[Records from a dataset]
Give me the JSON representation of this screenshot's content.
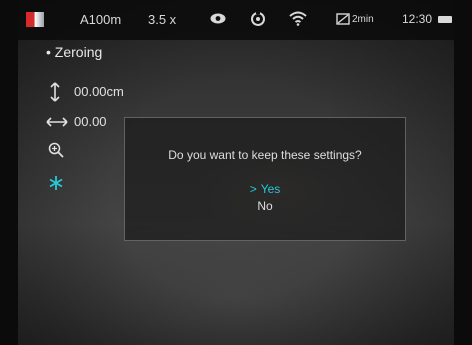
{
  "statusbar": {
    "palette_icon": "palette-red-icon",
    "range": "A100m",
    "zoom": "3.5 x",
    "eye_icon": "eye-icon",
    "target_icon": "rotate-icon",
    "wifi_icon": "wifi-icon",
    "record_icon": "photo-timer-icon",
    "timer": "2min",
    "time": "12:30",
    "battery_icon": "battery-icon"
  },
  "menu": {
    "title": "Zeroing",
    "rows": [
      {
        "icon": "vertical-arrows-icon",
        "value": "00.00cm"
      },
      {
        "icon": "horizontal-arrows-icon",
        "value": "00.00"
      },
      {
        "icon": "zoom-in-icon",
        "value": ""
      },
      {
        "icon": "snowflake-icon",
        "value": ""
      }
    ]
  },
  "dialog": {
    "question": "Do you want to keep these settings?",
    "options": [
      {
        "label": "Yes",
        "selected": true
      },
      {
        "label": "No",
        "selected": false
      }
    ],
    "selected_color": "#28c8d8"
  }
}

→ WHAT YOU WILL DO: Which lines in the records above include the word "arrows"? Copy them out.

→ RESPONSE TO THIS EXERCISE:
        "icon": "vertical-arrows-icon",
        "icon": "horizontal-arrows-icon",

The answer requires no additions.